Work instruction: Give the number of lines in the records below that include "headcount". Reply with that number alone.

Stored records
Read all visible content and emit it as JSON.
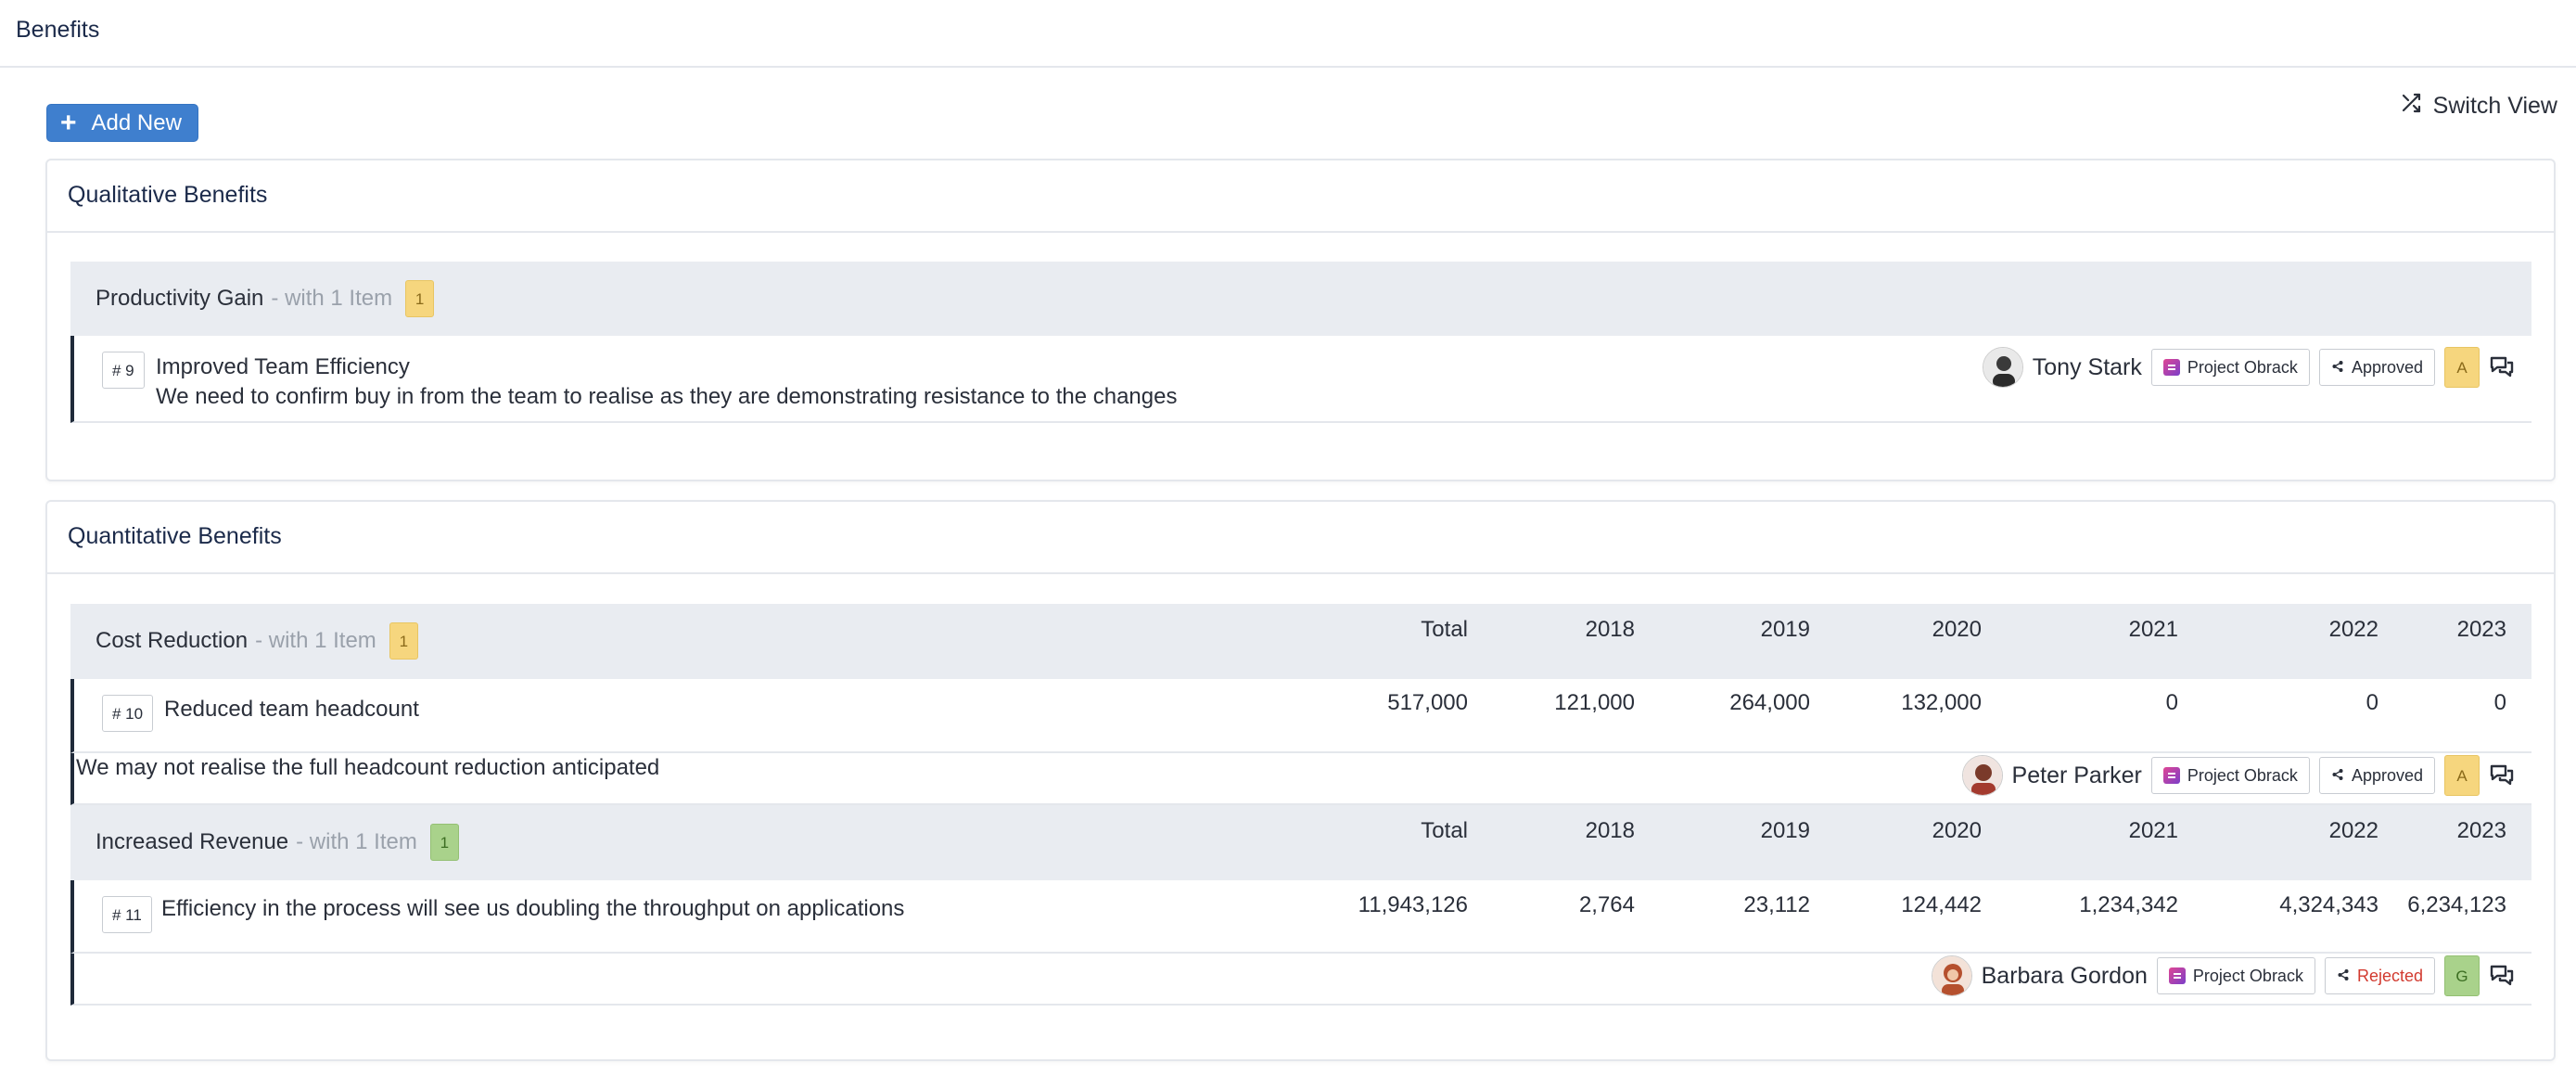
{
  "header": {
    "title": "Benefits"
  },
  "toolbar": {
    "add_label": "Add New",
    "switch_label": "Switch View"
  },
  "qualitative": {
    "title": "Qualitative Benefits",
    "group": {
      "name": "Productivity Gain",
      "suffix": "- with 1 Item",
      "count": "1",
      "count_color": "amber"
    },
    "item": {
      "id": "# 9",
      "title": "Improved Team Efficiency",
      "description": "We need to confirm buy in from the team to realise as they are demonstrating resistance to the changes",
      "owner": "Tony Stark",
      "project": "Project Obrack",
      "status": "Approved",
      "rag": "A"
    }
  },
  "quantitative": {
    "title": "Quantitative Benefits",
    "columns": [
      "Total",
      "2018",
      "2019",
      "2020",
      "2021",
      "2022",
      "2023"
    ],
    "groups": [
      {
        "name": "Cost Reduction",
        "suffix": "- with 1 Item",
        "count": "1",
        "count_color": "amber",
        "item": {
          "id": "# 10",
          "title": "Reduced team headcount",
          "values": [
            "517,000",
            "121,000",
            "264,000",
            "132,000",
            "0",
            "0",
            "0"
          ],
          "description": "We may not realise the full headcount reduction anticipated",
          "owner": "Peter Parker",
          "project": "Project Obrack",
          "status": "Approved",
          "rag": "A"
        }
      },
      {
        "name": "Increased Revenue",
        "suffix": "- with 1 Item",
        "count": "1",
        "count_color": "green",
        "item": {
          "id": "# 11",
          "title": "Efficiency in the process will see us doubling the throughput on applications",
          "values": [
            "11,943,126",
            "2,764",
            "23,112",
            "124,442",
            "1,234,342",
            "4,324,343",
            "6,234,123"
          ],
          "description": "",
          "owner": "Barbara Gordon",
          "project": "Project Obrack",
          "status": "Rejected",
          "rag": "G"
        }
      }
    ]
  }
}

Finished exercise: 2